Novartis ($NVS) has come good on its promise to continue collaborating with Gamida Cell despite twice walking away from takeover agreements. The Big Pharma handed over $5 million (€4.4 million) for a 2.5% stake in Gamida Cell this week--and promised to invest a further $10 million if its collaborator wraps up an equity financing by the end of 2017.
Jerusalem, Israel-based Gamida Cell is assessing its financing options as it nears the start of a Phase III trial of its stem cell blood cancer therapy. The plan is to get the study underway by the middle of next year, by which time Gamida Cell will also have data from its Phase I/II study. Gamida Cell expects to release data from the 15-person trial in the fourth quarter. If the data impress, they will put Gamida Cell in a stronger position as looks to--and beyond--the financing of its late-phase trial, the design of which has been agreed with regulators in the U.S. and Europe.
Novartis bought itself a front row seat for these events last year when it paid $35 million for a 15% stake in Gamida Cell, company with which it has an eventful history. Novartis has discussed buying Gamida Cell in a deal worth $600 million on two separate occasions. The most recent negotiations led to Novartis picking up an option to buy Gamida Cell for $165 million upfront and $435 million in milestones by 2016. Novartis turned down the option earlier this year but retains a financial--and therapeutic--interest in Gamida Cell.
This week's deal ups Novartis' stake in Gamida Cell by 2.5%, while also keeping the latter's income ticking over as it awaits data to support a future financing event. Gamida Cell has already persuaded regulators on both sides of the Atlantic to award orphan drug status to its stem cell therapy and attracted the interest of Novartis. But the novelty of its approach and limited pool of clinical data will mean its attract scepticism, too. Gamida Cell's lead candidate is derived from umbilical cord blood, which is processed to create a cell graft suitable for patients who lack a bone marrow donor.

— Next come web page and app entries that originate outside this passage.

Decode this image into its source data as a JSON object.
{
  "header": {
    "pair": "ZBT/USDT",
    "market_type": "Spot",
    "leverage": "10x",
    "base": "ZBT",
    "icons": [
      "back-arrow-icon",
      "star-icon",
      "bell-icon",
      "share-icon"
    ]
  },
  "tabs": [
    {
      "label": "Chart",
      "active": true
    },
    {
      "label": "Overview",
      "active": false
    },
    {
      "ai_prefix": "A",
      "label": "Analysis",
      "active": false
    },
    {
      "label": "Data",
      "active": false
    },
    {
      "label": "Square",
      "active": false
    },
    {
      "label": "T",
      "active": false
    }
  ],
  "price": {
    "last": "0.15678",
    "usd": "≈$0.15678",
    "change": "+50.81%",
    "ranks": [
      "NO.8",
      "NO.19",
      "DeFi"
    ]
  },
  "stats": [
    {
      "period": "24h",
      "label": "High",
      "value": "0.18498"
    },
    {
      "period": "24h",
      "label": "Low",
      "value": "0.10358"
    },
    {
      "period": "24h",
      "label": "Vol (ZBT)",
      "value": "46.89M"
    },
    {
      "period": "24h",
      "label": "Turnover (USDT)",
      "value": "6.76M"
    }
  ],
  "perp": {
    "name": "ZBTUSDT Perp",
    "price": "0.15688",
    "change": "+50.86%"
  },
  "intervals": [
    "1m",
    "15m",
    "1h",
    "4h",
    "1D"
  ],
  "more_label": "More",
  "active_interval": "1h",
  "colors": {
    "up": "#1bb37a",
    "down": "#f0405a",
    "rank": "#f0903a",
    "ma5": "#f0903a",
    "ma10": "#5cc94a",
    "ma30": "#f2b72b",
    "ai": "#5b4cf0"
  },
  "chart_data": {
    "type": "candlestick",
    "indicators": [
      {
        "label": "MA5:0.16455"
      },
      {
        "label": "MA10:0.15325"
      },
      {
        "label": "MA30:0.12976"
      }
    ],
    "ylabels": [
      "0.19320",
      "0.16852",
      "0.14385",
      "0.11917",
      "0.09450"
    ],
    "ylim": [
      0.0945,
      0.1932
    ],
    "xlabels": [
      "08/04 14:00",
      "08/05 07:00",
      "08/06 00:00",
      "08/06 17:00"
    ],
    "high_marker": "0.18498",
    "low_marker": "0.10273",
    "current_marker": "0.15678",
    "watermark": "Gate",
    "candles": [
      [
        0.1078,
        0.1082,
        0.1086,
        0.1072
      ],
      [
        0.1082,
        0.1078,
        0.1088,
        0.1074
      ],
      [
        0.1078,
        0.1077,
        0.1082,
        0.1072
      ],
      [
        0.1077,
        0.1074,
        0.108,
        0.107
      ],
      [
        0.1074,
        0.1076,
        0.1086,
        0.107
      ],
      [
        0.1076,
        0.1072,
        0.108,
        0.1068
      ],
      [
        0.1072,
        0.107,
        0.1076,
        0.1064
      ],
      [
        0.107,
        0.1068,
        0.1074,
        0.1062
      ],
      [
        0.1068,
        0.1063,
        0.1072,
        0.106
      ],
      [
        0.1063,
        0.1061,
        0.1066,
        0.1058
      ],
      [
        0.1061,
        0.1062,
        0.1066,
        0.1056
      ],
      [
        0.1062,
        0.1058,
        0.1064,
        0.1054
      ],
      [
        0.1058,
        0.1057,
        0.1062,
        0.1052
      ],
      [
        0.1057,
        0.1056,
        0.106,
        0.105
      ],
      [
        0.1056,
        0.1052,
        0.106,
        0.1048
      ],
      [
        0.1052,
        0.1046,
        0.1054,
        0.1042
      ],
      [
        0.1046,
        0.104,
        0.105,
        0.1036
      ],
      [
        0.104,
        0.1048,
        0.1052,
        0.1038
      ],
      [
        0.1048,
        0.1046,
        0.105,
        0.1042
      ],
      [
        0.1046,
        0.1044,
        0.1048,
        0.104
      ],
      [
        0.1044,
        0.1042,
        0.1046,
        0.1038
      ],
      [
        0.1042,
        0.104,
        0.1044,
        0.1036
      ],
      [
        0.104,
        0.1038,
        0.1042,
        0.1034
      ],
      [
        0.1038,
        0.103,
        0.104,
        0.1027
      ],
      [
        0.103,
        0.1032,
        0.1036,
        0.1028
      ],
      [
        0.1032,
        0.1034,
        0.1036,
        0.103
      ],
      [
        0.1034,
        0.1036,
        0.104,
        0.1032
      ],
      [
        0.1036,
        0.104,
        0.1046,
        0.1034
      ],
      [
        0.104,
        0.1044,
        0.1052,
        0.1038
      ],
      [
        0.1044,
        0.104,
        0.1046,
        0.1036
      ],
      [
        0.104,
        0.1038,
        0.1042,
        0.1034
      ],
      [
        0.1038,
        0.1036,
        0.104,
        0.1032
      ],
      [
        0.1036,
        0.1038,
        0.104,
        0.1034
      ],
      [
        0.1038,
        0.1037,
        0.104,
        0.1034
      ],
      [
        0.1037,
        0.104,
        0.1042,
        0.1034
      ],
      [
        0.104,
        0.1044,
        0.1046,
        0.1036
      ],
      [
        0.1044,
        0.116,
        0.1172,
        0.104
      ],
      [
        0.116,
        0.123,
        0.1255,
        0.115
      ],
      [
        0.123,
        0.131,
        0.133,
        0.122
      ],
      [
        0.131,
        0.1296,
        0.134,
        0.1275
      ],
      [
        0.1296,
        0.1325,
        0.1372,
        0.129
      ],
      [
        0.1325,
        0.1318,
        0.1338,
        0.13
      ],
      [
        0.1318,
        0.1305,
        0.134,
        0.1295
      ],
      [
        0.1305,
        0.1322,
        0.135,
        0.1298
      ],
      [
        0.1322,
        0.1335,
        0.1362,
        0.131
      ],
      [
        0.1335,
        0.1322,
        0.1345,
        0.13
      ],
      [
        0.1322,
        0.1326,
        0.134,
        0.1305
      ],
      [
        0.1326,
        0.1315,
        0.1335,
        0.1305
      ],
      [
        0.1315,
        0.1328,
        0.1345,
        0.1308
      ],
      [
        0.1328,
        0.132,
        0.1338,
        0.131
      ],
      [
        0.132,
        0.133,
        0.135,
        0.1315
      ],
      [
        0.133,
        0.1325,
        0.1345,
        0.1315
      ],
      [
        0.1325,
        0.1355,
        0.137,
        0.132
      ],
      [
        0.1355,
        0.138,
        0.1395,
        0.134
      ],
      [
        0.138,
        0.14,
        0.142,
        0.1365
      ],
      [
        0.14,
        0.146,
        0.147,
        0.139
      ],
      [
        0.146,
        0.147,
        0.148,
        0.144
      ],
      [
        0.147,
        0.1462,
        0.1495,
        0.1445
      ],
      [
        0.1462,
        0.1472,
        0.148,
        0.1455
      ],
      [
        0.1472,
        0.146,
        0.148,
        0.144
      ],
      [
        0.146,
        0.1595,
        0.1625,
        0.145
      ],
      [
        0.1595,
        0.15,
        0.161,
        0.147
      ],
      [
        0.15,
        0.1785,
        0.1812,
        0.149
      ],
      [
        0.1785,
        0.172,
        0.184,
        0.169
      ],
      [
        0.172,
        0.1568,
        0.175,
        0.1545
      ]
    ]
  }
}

Management is presenting Novartis' investment as a vote of confidence in the approach. "This support is testament to the potential of Gamida Cell's immune therapy platform and its potential to improve outcomes for patients with diseases like leukemia and lymphoma who need a bone marrow transplant but who do not have a matched related donor," Gamida Cell CEO Yael Margolin said in a statement.